#### WHAT IS EXPECTED
Find the word "icon" in the listing below. Copy every line that has it.

#### PROVIDED ENTRIES
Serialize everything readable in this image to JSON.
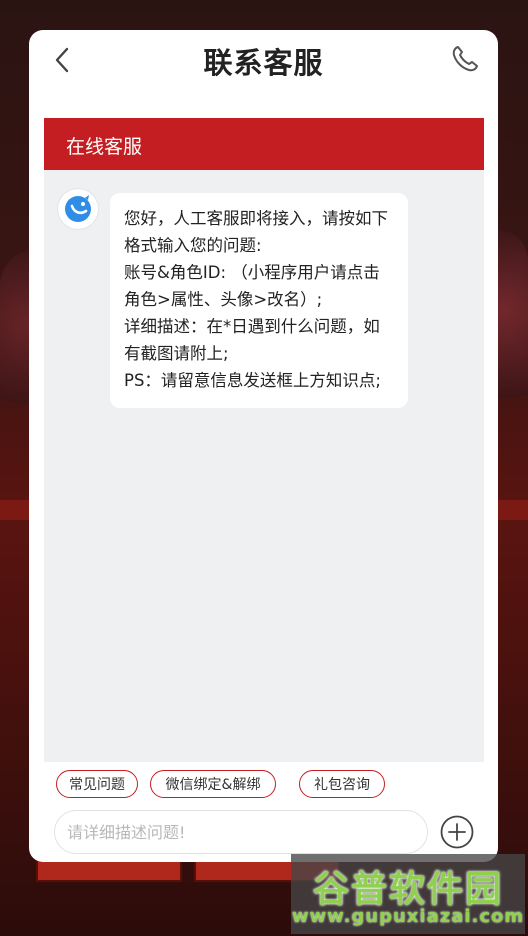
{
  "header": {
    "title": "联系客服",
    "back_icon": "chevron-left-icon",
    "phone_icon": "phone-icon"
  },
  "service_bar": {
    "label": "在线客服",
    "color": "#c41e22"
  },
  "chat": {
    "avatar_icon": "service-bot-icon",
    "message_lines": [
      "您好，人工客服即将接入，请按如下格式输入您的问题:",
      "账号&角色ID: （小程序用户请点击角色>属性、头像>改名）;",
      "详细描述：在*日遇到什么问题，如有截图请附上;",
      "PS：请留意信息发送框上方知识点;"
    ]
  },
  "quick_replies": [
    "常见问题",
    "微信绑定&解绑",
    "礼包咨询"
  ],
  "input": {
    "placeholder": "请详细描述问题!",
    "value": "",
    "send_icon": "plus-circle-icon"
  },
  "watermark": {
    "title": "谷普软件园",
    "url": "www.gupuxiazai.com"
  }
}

#### REPLY
    "back_icon": "chevron-left-icon",
    "phone_icon": "phone-icon"
    "avatar_icon": "service-bot-icon",
    "send_icon": "plus-circle-icon"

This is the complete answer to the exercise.